Fairvilla: A Destination For All

It’s not uncommon to see a building go from one purpose to another through the decades. Old box stores become churches, restaurants become reading rooms, and warehouses become condos. But no one could have ever expected that an old movie house in Florida would someday become the cornerstone of a chain of adult novelty retailers that has served generations of customers and fans through the years.

Fairville Megastores, which now boasts stores in Orlando, Cape Canaveral and Key West, started as a mainstream movie house, the Fairvilla Twin Cinema, in 1971 in Orlando, Florida. But like so many of its siblings, it fell on hard times and was forced to adapt. The business became one of Florida’s premier adult cinemas, and featured soft-core, full-length films and offered a small selection of adult novelties and pleasure items. Things changed again in 1992, when owners Bill and Shari Murphy expanded on the retail concept, and fashioned the business into Fairvilla Adult Video (the name later changed to Fairvilla Megastore).

“The idea itself, the concept, was so new,” says Tom Berger, CEO of the company. “But their idea was such a strong vision … there was something to it, something ‘we’ about the operation.”

It wasn’t long before the original Fairvilla Megastore became not only the largest adult store in the country, but also a different sort of retail experience.

“It’s become a place for single women to feel comfortable visiting,” explains Nikki Mier, manager of the Orlando store. “But we also cater to couples, men, tranvestities, you name it. It’s not just a store, it’s become a destination, a place to come to frequently.”

For Mier, concrete evidence of that love of Fairvilla came recently, when a 40-something-year-old woman brought in her mother to shop.

“That’s what I love about this place,” Mier says. “It is a place where a woman feels comfortable bringing in her mother. It’s not uncommon for us to have three levels of a family tree, plus a few branches, shopping our stores!”

That sense of community radiates not only through loyal customers, but also employees. Each of the stores has employees who have worked for years; decades in some cases. Berger has been with the company for several years, starting there after retiring from Disney.

“We’re just losers who can’t get a job anywhere else,” he says with a laugh. “No, seriously, I really think it’s because the way we’re organized gives ownership to everyone in the staff. Most everybody is a piece of our ongoing creation.”

That ongoing creation includes the second and largest – at more than 15,000 square feet – Fairvilla Megastore, which opened in Cape Canaveral in 1996. It was another case of Fairvilla repurposing a building, too. The structure was originally used as a religious attraction, modeled after King Solomon’s Temple, and then was home to several nightclubs and even a nautical museum before its latest incarnation. And it was at this store that Fairvilla employees broadened their sense of community. In August 2001, the location welcomes more than 1,800 women for Ladies Night, which was a private event complete with chocolate-covered strawberries, champagne, a vendor row with displays on erotic technologies, and a performance by the Male Dance Review.

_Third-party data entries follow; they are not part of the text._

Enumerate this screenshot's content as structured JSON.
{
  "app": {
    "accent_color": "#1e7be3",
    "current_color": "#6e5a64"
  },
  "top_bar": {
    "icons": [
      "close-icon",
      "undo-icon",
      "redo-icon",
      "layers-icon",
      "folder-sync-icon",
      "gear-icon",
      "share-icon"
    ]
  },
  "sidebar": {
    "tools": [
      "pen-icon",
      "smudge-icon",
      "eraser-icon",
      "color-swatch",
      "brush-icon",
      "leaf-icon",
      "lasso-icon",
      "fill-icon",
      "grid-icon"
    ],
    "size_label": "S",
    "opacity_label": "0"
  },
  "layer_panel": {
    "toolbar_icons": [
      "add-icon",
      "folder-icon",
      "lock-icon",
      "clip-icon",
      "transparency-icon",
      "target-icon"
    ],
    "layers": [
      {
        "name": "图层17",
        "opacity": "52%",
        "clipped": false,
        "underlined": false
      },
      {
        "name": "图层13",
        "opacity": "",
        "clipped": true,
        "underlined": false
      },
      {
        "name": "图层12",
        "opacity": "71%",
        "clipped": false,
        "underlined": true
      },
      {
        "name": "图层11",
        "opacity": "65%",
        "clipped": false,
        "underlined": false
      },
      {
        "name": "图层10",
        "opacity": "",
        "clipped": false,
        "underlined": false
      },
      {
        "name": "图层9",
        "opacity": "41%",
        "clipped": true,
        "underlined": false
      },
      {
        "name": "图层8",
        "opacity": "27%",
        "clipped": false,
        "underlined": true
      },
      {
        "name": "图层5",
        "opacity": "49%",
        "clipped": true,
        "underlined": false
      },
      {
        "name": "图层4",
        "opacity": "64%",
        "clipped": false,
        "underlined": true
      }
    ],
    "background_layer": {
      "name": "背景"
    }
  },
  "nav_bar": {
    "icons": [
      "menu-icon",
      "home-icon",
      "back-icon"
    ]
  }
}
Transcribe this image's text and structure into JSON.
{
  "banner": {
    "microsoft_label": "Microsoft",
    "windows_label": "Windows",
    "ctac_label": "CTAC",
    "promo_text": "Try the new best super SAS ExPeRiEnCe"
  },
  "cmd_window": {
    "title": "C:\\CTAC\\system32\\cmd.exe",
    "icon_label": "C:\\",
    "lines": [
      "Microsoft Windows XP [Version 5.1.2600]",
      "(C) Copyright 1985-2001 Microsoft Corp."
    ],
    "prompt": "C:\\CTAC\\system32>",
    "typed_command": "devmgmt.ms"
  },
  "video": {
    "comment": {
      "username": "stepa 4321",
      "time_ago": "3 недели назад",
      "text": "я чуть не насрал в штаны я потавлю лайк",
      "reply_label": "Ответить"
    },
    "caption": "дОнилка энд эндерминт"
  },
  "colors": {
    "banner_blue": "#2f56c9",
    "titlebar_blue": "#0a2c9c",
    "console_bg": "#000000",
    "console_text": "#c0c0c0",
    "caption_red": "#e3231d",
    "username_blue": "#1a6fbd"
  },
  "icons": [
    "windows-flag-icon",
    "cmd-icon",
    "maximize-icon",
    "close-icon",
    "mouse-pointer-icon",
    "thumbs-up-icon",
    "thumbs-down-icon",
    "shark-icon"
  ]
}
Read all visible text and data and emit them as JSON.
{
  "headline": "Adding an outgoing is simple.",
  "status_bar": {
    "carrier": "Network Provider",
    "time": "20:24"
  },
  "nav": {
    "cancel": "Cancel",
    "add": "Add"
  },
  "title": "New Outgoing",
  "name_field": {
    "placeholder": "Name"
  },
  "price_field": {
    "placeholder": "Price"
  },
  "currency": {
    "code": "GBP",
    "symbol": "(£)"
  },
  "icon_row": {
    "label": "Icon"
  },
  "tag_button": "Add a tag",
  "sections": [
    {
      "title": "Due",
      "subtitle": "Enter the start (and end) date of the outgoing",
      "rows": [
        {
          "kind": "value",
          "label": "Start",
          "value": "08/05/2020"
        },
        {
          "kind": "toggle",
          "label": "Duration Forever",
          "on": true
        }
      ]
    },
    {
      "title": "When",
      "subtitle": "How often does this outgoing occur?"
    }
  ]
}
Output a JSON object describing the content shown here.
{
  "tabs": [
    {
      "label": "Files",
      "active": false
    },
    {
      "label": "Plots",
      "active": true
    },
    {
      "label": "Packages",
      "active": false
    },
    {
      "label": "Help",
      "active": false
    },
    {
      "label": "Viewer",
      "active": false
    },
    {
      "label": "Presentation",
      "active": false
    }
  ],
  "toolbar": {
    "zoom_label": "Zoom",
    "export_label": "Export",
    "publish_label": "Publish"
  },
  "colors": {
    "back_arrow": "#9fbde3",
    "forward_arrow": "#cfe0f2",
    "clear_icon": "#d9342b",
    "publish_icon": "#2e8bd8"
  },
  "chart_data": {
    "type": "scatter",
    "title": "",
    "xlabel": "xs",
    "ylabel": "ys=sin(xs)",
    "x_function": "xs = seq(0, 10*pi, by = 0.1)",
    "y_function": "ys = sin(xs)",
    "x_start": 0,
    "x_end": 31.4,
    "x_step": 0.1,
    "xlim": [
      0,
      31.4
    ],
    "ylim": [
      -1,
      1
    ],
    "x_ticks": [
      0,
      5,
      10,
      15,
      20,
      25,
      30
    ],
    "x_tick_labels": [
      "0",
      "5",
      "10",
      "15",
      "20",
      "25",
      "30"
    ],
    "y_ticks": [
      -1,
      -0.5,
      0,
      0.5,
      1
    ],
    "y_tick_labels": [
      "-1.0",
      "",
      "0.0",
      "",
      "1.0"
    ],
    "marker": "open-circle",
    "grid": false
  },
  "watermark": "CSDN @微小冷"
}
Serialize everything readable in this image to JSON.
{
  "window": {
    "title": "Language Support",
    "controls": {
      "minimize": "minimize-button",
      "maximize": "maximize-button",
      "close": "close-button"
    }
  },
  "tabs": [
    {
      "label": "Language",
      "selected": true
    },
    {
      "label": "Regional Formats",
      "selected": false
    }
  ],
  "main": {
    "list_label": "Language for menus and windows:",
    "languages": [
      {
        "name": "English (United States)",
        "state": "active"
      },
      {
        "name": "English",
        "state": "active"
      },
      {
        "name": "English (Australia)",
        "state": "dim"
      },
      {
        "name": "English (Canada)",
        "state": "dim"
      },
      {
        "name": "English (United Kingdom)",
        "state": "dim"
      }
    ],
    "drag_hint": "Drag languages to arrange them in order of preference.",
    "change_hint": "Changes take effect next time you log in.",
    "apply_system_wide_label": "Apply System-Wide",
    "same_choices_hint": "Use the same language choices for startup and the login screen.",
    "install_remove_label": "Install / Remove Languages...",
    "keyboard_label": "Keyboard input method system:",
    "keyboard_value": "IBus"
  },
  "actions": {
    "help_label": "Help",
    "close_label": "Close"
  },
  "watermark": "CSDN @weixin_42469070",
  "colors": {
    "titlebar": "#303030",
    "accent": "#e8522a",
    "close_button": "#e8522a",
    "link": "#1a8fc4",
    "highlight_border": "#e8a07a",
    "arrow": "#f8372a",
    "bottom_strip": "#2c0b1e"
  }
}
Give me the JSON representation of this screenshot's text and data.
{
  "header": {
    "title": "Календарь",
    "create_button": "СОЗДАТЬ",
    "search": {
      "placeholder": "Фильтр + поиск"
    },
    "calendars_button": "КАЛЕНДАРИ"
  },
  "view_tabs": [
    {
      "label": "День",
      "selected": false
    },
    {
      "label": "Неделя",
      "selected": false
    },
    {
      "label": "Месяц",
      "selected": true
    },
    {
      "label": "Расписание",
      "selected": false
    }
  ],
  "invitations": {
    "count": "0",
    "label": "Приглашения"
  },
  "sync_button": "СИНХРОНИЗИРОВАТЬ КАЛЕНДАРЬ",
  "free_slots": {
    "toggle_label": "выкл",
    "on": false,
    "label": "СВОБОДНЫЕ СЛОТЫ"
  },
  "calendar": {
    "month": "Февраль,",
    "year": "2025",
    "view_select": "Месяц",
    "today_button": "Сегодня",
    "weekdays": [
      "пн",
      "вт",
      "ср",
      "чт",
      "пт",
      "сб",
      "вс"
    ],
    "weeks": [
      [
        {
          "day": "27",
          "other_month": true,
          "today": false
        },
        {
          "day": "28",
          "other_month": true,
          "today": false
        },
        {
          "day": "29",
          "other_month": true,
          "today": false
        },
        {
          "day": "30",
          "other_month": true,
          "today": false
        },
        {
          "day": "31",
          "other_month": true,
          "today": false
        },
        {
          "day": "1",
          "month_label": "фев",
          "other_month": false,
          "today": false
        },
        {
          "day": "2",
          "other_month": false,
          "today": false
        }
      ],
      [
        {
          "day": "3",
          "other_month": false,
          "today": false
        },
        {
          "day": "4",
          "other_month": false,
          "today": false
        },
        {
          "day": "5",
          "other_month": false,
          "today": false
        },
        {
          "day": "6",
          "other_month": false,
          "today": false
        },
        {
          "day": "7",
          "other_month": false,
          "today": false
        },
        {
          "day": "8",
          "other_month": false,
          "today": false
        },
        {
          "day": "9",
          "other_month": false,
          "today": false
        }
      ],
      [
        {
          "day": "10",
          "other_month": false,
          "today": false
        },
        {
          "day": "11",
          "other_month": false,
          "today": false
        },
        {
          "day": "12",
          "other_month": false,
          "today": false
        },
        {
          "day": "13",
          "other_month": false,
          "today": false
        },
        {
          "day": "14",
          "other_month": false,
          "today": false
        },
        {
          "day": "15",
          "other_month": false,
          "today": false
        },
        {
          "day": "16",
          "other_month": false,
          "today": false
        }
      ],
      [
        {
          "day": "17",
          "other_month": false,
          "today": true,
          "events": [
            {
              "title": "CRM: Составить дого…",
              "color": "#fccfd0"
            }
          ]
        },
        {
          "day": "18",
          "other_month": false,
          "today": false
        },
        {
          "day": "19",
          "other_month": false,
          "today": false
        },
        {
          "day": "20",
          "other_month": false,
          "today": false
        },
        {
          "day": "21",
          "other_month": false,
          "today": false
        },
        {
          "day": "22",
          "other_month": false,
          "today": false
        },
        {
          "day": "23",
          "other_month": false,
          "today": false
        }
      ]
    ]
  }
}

Just as the chain has grown – a third store opened in October 2002 in Key West – so have its events.

“It’s nice, because it really allows employees to promote their creativity,” notes Debra Peterson, director of marketing for the Fairvilla Megastores. “Through the years, we have participated in events with the Central Florida Zoo and Botanical Gardens, called Sex and the Zoo. It’s been a big hit, and really helps show just how legitimate we are.”

Other events include sponsorship of the annual Fantasy Fest in Key West, Pride Fest, Women Fest and more. The social events have only reinforced Fairvilla’s standing with fans and neighbors. The Cape Canaveral store has even won awards from the city government for its landscaping practices.

“The secret is to know who you want as a customer,” says Berger. “And then you need to decide that you are going to cater to those customers in the best way you can. There is no real secret as to why Fairvilla has done better than some others who have tried to enter this same market. Our belief is that if we are going to carry candles, we are going to carry good ones. Our customers will appreciate that, and in turn they are loyal. They know to expect quality, and something a little different from Fairvilla.

“Beyond that, it’s a lot of hard work, but in a fun way,” he continues. “It’s a whole concept that we follow, not just for our customers, but for our employees, too. If you give them what they want, and give them quality, they will stick with you.”

For more information, visit Fairvilla.com.